— Dataset rows describing interfaces —
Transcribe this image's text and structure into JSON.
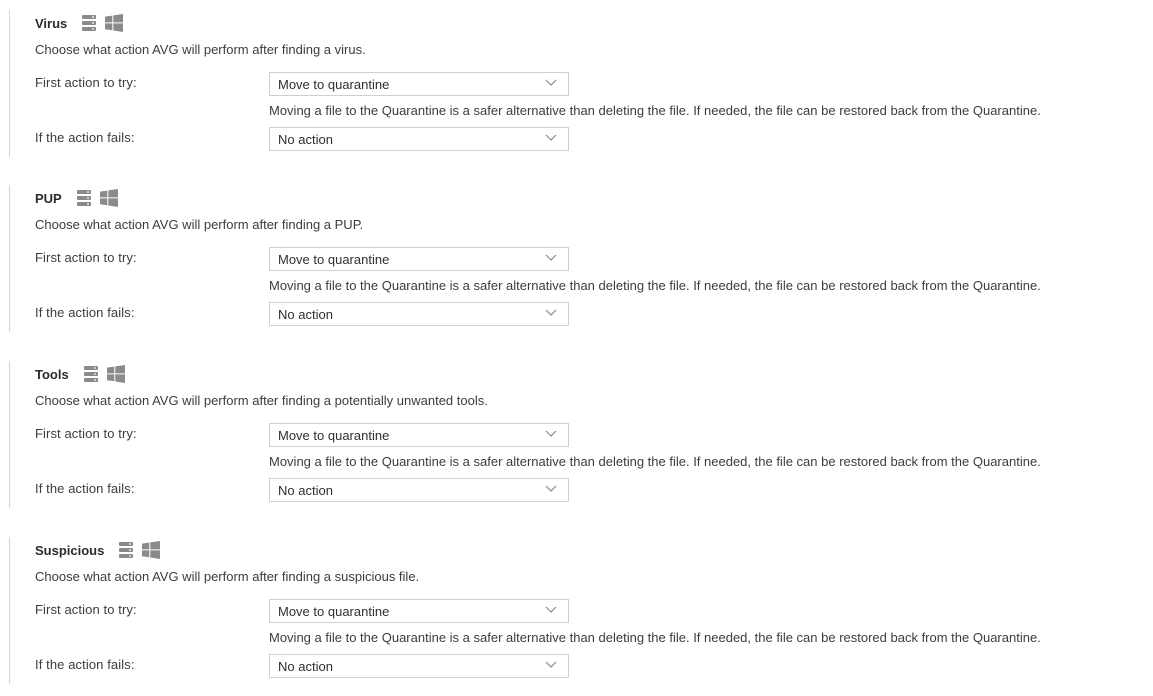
{
  "sections": [
    {
      "title": "Virus",
      "description": "Choose what action AVG will perform after finding a virus.",
      "first_action_label": "First action to try:",
      "first_action_value": "Move to quarantine",
      "hint": "Moving a file to the Quarantine is a safer alternative than deleting the file. If needed, the file can be restored back from the Quarantine.",
      "fail_action_label": "If the action fails:",
      "fail_action_value": "No action",
      "icons": [
        "server-icon",
        "windows-icon"
      ]
    },
    {
      "title": "PUP",
      "description": "Choose what action AVG will perform after finding a PUP.",
      "first_action_label": "First action to try:",
      "first_action_value": "Move to quarantine",
      "hint": "Moving a file to the Quarantine is a safer alternative than deleting the file. If needed, the file can be restored back from the Quarantine.",
      "fail_action_label": "If the action fails:",
      "fail_action_value": "No action",
      "icons": [
        "server-icon",
        "windows-icon"
      ]
    },
    {
      "title": "Tools",
      "description": "Choose what action AVG will perform after finding a potentially unwanted tools.",
      "first_action_label": "First action to try:",
      "first_action_value": "Move to quarantine",
      "hint": "Moving a file to the Quarantine is a safer alternative than deleting the file. If needed, the file can be restored back from the Quarantine.",
      "fail_action_label": "If the action fails:",
      "fail_action_value": "No action",
      "icons": [
        "server-icon",
        "windows-icon"
      ]
    },
    {
      "title": "Suspicious",
      "description": "Choose what action AVG will perform after finding a suspicious file.",
      "first_action_label": "First action to try:",
      "first_action_value": "Move to quarantine",
      "hint": "Moving a file to the Quarantine is a safer alternative than deleting the file. If needed, the file can be restored back from the Quarantine.",
      "fail_action_label": "If the action fails:",
      "fail_action_value": "No action",
      "icons": [
        "server-icon",
        "windows-icon"
      ]
    }
  ],
  "colors": {
    "icon_gray": "#8a8a8a",
    "text": "#3c3c3c",
    "border": "#cfcfcf"
  }
}
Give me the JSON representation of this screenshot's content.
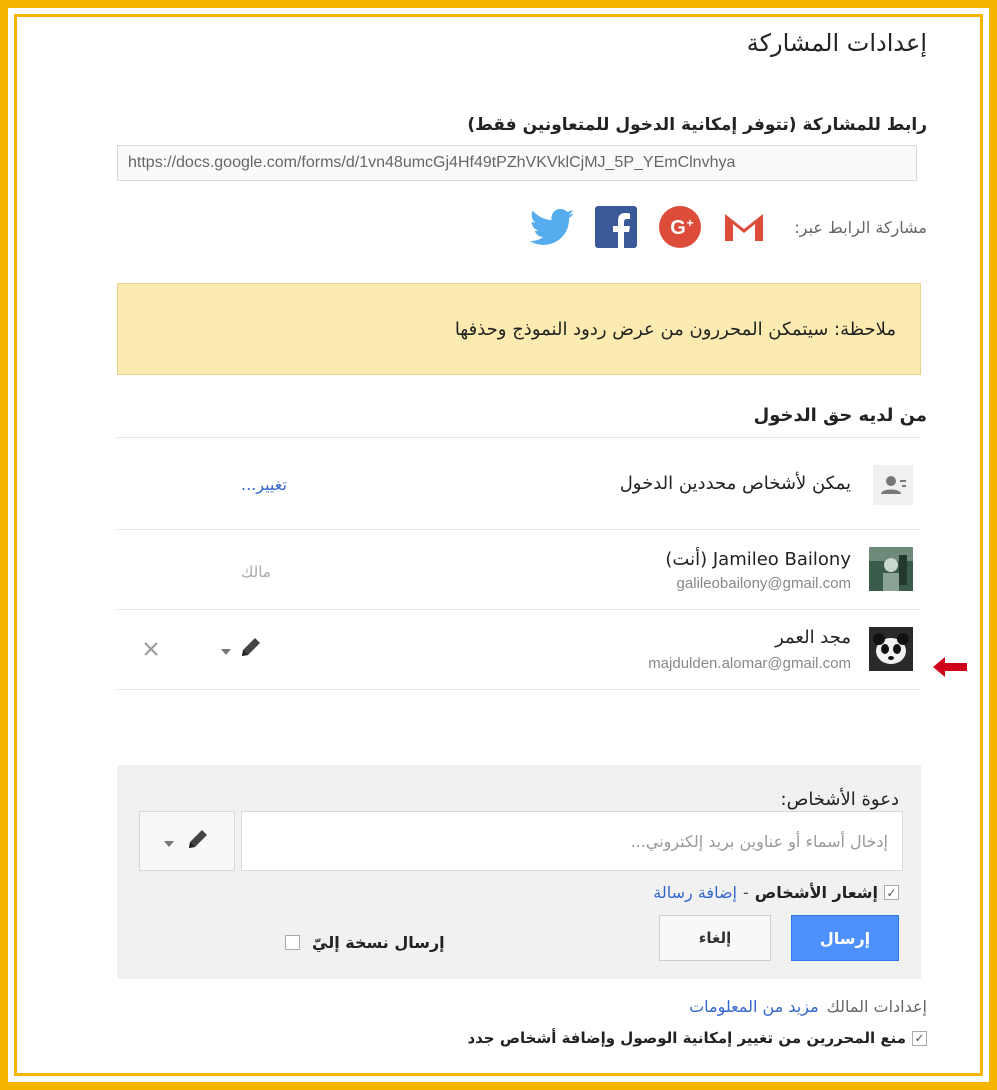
{
  "dialog": {
    "title": "إعدادات المشاركة",
    "share_link_label": "رابط للمشاركة (تتوفر إمكانية الدخول للمتعاونين فقط)",
    "share_link_url": "https://docs.google.com/forms/d/1vn48umcGj4Hf49tPZhVKVklCjMJ_5P_YEmClnvhya",
    "share_via_label": "مشاركة الرابط عبر:",
    "share_services": [
      "gmail-icon",
      "google-plus-icon",
      "facebook-icon",
      "twitter-icon"
    ],
    "note": "ملاحظة: سيتمكن المحررون من عرض ردود النموذج وحذفها"
  },
  "access": {
    "heading": "من لديه حق الدخول",
    "restricted": {
      "text": "يمكن لأشخاص محددين الدخول",
      "change_link": "تغيير..."
    },
    "owner": {
      "name": "Jamileo Bailony (أنت)",
      "email": "galileobailony@gmail.com",
      "role": "مالك"
    },
    "editor": {
      "name": "مجد العمر",
      "email": "majdulden.alomar@gmail.com"
    }
  },
  "invite": {
    "label": "دعوة الأشخاص:",
    "placeholder": "إدخال أسماء أو عناوين بريد إلكتروني...",
    "notify_label": "إشعار الأشخاص",
    "notify_checked": true,
    "add_message": "إضافة رسالة",
    "send_button": "إرسال",
    "cancel_button": "إلغاء",
    "copy_to_me": "إرسال نسخة إليّ",
    "copy_checked": false
  },
  "owner_settings": {
    "label": "إعدادات المالك",
    "more_info": "مزيد من المعلومات",
    "prevent_editors": "منع المحررين من تغيير إمكانية الوصول وإضافة أشخاص جدد",
    "prevent_checked": true
  },
  "colors": {
    "frame": "#f7b500",
    "note_bg": "#fcebb0",
    "link": "#3366cc",
    "send_button": "#4d90fe",
    "arrow": "#d0021b"
  }
}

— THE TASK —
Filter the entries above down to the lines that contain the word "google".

— RESULT OF THE EXERCISE —
    "share_link_url": "https://docs.google.com/forms/d/1vn48umcGj4Hf49tPZhVKVklCjMJ_5P_YEmClnvhya",
      "google-plus-icon",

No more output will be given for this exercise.